In a kingdom where magic has been lost, Fia is a rare changeling, left behind by the wicked Fair Folk when they stole the High Queen's daughter and retreated behind the locked gates of Tír na nÓg.
Most despise Fia's fae blood. But the queen raises her as a daughter and trains her to be a spy. Meanwhile, the real princess Eala is bound to Tír na nÓg, cursed to become a swan by day and only returning to her true form at night.
When a hidden gate to the realm is discovered, Fia is tasked by the queen to retrieve the princess and break her curse. But she doesn’t go with her is prince Rogan, Fia's dearest childhood friend—and Eala’s betrothed.
As they journey through the forests of the Folk, where magic winds through the roots of the trees and beauty can be a deadly illusion, Fia’s mission is complicated by her feelings for the prince…and her unexpected attraction to the dark-hearted fae lord holding Eala captive. Irian might be more monster than man, but he seems to understand Fia in a way no one ever has.
Soon, Fia begins to question the truth of her mission. But time is running out to break her sister's curse. And unraveling the secrets of the past might destroy everything she has come to love.

A Feather So Black by Lyra Selene introduces readers to a new world among an overabundance of “faerie” fantasies. Which, maybe this segment of the genre isn’t my fancy, so perhaps I am not the best judge. I have read many novels featuring the fae, and they all blend together after a while. They have the same clichés, and they get to be predictable. While A Feather So Black had original elements, much I felt I had read previously.  Lyra Selene is a talented author, and her writing style kept my attention far better than other novels I’ve read in the genre, but her new novel just didn’t do it for me.
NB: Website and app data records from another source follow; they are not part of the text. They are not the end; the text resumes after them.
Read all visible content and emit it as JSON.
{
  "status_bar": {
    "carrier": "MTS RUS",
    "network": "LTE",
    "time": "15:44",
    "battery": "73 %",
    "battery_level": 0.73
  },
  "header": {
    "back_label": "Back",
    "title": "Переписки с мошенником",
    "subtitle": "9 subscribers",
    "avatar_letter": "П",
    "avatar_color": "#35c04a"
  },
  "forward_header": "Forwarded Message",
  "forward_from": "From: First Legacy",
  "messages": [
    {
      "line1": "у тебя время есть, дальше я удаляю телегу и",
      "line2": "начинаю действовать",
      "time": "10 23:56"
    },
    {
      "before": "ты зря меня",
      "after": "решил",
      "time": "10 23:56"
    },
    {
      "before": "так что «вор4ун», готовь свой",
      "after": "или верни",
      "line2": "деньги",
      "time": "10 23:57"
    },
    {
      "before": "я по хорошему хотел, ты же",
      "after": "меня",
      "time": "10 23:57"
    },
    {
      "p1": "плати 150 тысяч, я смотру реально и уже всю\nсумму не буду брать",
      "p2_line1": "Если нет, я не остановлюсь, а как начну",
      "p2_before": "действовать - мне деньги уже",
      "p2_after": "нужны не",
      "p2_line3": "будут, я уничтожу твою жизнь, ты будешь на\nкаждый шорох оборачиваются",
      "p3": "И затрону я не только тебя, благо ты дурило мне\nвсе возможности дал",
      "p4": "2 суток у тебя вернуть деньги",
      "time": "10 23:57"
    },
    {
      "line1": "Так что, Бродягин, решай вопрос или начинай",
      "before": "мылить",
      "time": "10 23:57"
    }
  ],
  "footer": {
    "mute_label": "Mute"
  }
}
The Fair Folk took the High Queen’s daughter; in her stead, they left behind a girl gifted—or cursed—with powers of controlling flora. The queen raises Fia as her own child, disciplining and training until she could be described in one word: weapon. Fia loves the woman and calls her “Mother.” The queen only has her best interests in mind, Fia thinks (ha, as if). The High Queen tasks Fia with rescuing the princess from the Fair Folk before Samhaim. Who goes with her? Prince Rogan, Fia’s closest childhood friend and first love, who also happens to be betrothed to the princess.
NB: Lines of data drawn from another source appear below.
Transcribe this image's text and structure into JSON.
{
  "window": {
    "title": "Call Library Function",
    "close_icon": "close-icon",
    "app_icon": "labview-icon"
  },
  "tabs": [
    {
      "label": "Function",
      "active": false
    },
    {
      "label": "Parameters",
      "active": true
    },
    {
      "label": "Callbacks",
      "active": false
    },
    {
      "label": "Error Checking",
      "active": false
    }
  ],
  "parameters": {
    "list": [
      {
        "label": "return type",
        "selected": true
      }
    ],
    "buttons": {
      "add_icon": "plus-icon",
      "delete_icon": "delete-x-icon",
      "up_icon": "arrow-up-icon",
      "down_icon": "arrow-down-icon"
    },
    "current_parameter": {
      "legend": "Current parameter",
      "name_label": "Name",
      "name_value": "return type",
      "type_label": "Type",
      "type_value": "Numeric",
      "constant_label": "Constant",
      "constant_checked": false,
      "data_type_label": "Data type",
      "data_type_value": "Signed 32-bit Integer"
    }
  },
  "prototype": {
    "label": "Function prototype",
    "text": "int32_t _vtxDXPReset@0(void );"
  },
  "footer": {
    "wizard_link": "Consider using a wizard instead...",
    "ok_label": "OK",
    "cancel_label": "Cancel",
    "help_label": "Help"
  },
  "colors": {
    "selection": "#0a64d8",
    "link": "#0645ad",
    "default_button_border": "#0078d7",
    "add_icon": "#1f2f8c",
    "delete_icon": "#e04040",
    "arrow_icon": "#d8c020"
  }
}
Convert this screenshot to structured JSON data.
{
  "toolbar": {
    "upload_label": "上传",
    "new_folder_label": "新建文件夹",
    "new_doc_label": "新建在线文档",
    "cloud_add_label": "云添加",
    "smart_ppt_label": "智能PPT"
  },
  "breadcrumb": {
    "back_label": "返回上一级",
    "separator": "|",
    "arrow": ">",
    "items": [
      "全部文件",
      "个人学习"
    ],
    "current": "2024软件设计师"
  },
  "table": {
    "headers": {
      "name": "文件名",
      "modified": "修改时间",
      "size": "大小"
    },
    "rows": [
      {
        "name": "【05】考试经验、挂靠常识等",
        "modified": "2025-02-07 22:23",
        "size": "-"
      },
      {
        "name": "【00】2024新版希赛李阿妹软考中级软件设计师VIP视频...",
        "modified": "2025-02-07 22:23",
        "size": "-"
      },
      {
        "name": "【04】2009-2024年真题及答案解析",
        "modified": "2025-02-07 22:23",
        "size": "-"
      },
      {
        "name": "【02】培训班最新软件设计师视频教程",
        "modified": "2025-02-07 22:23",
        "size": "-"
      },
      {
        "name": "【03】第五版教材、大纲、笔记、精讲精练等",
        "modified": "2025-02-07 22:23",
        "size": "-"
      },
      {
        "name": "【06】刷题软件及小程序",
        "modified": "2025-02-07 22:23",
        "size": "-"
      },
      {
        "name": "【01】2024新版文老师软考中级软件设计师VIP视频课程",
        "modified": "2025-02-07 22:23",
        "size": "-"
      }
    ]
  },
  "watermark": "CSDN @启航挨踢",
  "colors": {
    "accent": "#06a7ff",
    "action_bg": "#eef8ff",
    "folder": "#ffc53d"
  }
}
Childhood best friend and first love? There’s fantasy cliché number one. He seems kind and caring toward Fia, but at least to me, I also found him to be manipulative. Rogan wants Fia to be a certain way, and Fia fits herself into his “box.” She doesn’t think she can be anything else, to the point she denies her true nature and tries to be normal. I didn’t much like Rogan, which was probably Selene’s point. She offered him as a contrast to another character—Irian. The lord of the fae who kidnapped and cursed the princess years ago.

Brooding, misunderstood fae lord? Who defines himself as a “monster?” Who’s a protective alpha? Check, check, and check to the fantasy clichés. From the moment Lyra introduced him, I suspected what would happen. Even more so with the addition of the “If this doesn’t happen, I’ll die” idea. Who do you think Fia will choose: the best friend or the fae lord? One, who holds her back, and the other who breaks her chains?
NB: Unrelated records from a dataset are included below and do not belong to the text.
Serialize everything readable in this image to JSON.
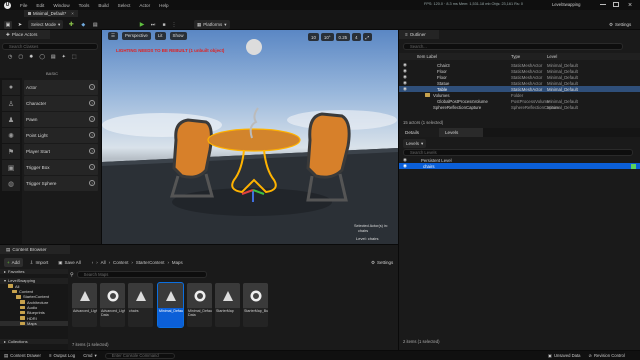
{
  "titlebar": {
    "project": "LevelSwapping",
    "tab": "Minimal_Default*",
    "stats": "FPS: 120.0 · 8.3 ms  Mem: 1,531.18 mb  Objs: 23,161  Rs: 0"
  },
  "menu": [
    "File",
    "Edit",
    "Window",
    "Tools",
    "Build",
    "Select",
    "Actor",
    "Help"
  ],
  "toolbar": {
    "select_mode": "Select Mode",
    "platforms": "Platforms",
    "settings": "Settings"
  },
  "place_actors": {
    "title": "Place Actors",
    "search_placeholder": "Search Classes",
    "category": "BASIC",
    "items": [
      "Actor",
      "Character",
      "Pawn",
      "Point Light",
      "Player Start",
      "Trigger Box",
      "Trigger Sphere"
    ]
  },
  "viewport": {
    "perspective": "Perspective",
    "lit": "Lit",
    "show": "Show",
    "warning": "LIGHTING NEEDS TO BE REBUILT (1 unbuilt object)",
    "grid": "10",
    "angle": "10°",
    "scale": "0.25",
    "cam": "4",
    "selected": "Selected Actor(s) in:",
    "selected_level": "chairs",
    "level_label": "Level: chairs"
  },
  "outliner": {
    "title": "Outliner",
    "search_placeholder": "Search...",
    "col_item": "Item Label",
    "col_type": "Type",
    "col_level": "Level",
    "rows": [
      {
        "label": "Chair3",
        "type": "StaticMeshActor",
        "level": "Minimal_Default"
      },
      {
        "label": "Floor",
        "type": "StaticMeshActor",
        "level": "Minimal_Default"
      },
      {
        "label": "Floor",
        "type": "StaticMeshActor",
        "level": "Minimal_Default"
      },
      {
        "label": "Statue",
        "type": "StaticMeshActor",
        "level": "Minimal_Default"
      },
      {
        "label": "Table",
        "type": "StaticMeshActor",
        "level": "Minimal_Default"
      },
      {
        "label": "Volumes",
        "type": "Folder",
        "level": ""
      },
      {
        "label": "GlobalPostProcessVolume",
        "type": "PostProcessVolume",
        "level": "Minimal_Default"
      },
      {
        "label": "SphereReflectionCapture",
        "type": "SphereReflectionCapture",
        "level": "Minimal_Default"
      }
    ],
    "footer": "15 actors (1 selected)"
  },
  "details_tab": "Details",
  "levels": {
    "tab": "Levels",
    "dropdown": "Levels",
    "search_placeholder": "Search Levels",
    "rows": [
      "Persistent Level",
      "chairs"
    ],
    "footer": "2 items (1 selected)"
  },
  "content_browser": {
    "title": "Content Browser",
    "add": "Add",
    "import": "Import",
    "save_all": "Save All",
    "path": [
      "All",
      "Content",
      "StarterContent",
      "Maps"
    ],
    "settings": "Settings",
    "favorites": "Favorites",
    "project": "LevelSwapping",
    "tree": [
      "All",
      "Content",
      "StarterContent",
      "Architecture",
      "Audio",
      "Blueprints",
      "HDRI",
      "Maps"
    ],
    "search_placeholder": "Search Maps",
    "assets": [
      "Advanced_Lighting",
      "Advanced_Lighting_Built Data",
      "chairs",
      "Minimal_Default",
      "Minimal_Default_Built Data",
      "StarterMap",
      "StarterMap_BuiltData"
    ],
    "footer": "7 items (1 selected)",
    "collections": "Collections"
  },
  "statusbar": {
    "content_drawer": "Content Drawer",
    "output_log": "Output Log",
    "cmd": "Cmd",
    "console_placeholder": "Enter Console Command",
    "unsaved": "Unsaved Data",
    "revision": "Revision Control"
  }
}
I have read better fantasy, but I have also read far worse. Even though I found A Feather So Black by Lyra Selene to be predictable, I enjoyed it. I rolled my eyes at it sometimes, but Selene still drew me in. There’s more I could say, but I can’t without spoiling. Just a note: A Feather So Black does have some language and sex, though the latter is more tasteful (if that’s possible) than some scenes I’ve encountered. Or rather, skipped, as I didn’t have eye bleach on hand. I just felt it was worth the warning.